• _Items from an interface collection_
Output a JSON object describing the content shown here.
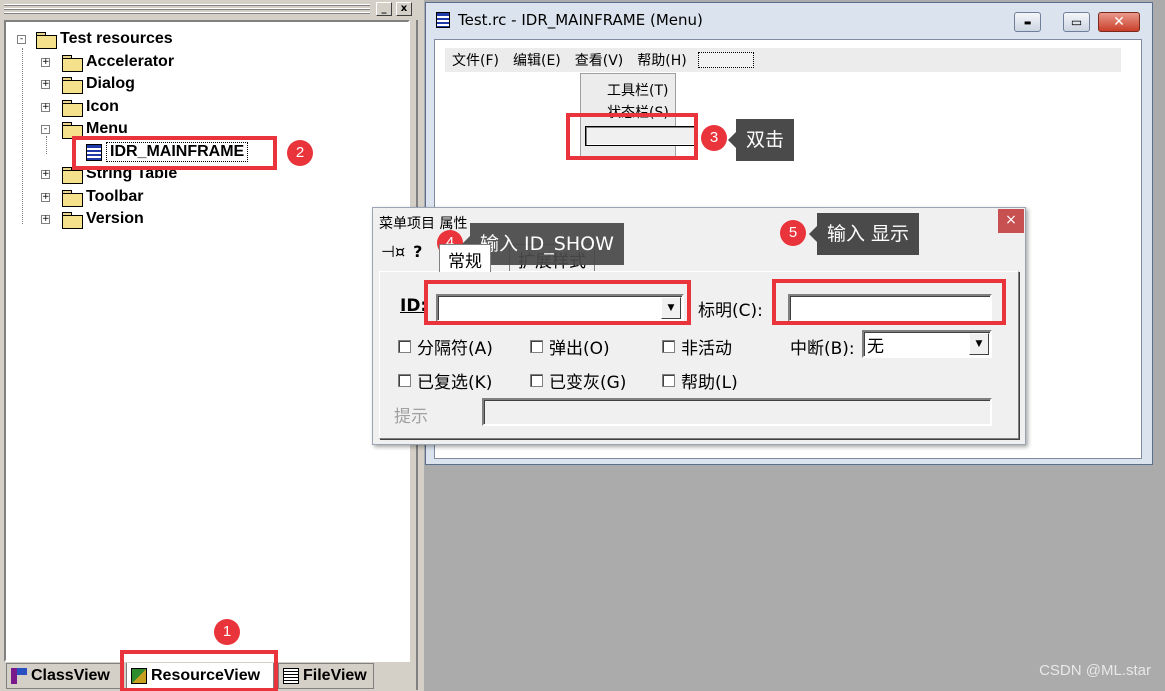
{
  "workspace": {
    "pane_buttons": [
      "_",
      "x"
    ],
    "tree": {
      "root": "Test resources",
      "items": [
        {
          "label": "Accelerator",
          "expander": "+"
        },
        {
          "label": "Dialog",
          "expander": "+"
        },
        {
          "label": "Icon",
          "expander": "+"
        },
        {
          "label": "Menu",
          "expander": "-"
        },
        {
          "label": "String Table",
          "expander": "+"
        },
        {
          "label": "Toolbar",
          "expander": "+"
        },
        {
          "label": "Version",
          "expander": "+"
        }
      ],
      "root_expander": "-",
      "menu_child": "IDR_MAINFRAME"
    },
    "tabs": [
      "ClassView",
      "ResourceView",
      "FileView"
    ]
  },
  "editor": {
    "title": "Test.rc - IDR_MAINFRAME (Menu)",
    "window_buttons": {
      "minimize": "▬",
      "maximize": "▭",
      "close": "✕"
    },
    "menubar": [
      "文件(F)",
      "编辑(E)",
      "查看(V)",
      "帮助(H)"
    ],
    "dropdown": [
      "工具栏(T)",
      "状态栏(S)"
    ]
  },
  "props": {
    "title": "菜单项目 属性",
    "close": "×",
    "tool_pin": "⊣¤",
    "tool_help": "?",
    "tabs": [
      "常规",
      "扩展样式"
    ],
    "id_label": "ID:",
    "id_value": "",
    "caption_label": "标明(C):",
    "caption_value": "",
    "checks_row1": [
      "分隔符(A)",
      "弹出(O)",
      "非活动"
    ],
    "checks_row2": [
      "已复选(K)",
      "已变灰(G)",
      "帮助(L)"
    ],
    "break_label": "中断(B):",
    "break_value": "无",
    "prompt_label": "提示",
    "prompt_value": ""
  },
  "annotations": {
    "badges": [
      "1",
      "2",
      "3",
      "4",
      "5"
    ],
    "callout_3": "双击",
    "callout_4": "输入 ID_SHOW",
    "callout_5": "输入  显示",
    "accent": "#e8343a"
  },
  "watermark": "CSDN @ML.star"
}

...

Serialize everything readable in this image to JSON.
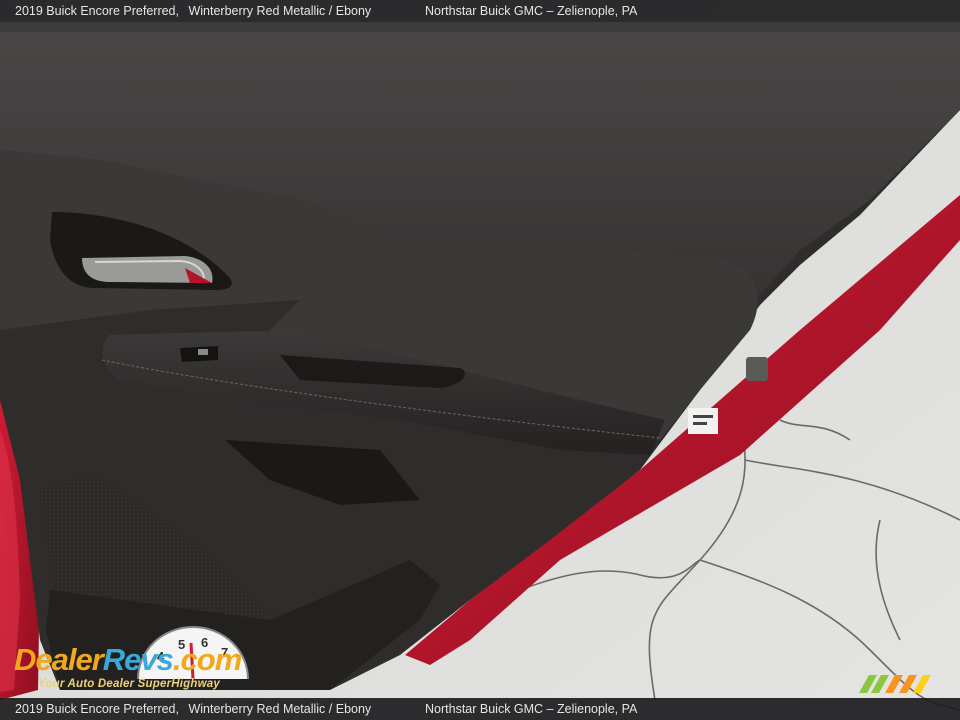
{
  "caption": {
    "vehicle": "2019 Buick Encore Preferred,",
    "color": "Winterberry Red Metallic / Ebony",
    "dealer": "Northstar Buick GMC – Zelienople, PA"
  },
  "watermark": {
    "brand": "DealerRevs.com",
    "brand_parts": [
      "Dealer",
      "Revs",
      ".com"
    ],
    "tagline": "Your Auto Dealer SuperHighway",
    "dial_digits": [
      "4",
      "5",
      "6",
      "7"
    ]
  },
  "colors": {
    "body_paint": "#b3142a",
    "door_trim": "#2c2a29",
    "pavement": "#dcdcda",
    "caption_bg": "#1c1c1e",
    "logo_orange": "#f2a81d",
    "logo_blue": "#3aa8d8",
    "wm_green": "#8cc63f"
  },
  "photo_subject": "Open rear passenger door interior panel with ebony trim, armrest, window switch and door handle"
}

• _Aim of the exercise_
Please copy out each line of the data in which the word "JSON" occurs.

• _Your solution_
Output a JSON object describing the content shown here.
Serialize everything readable in this image to JSON.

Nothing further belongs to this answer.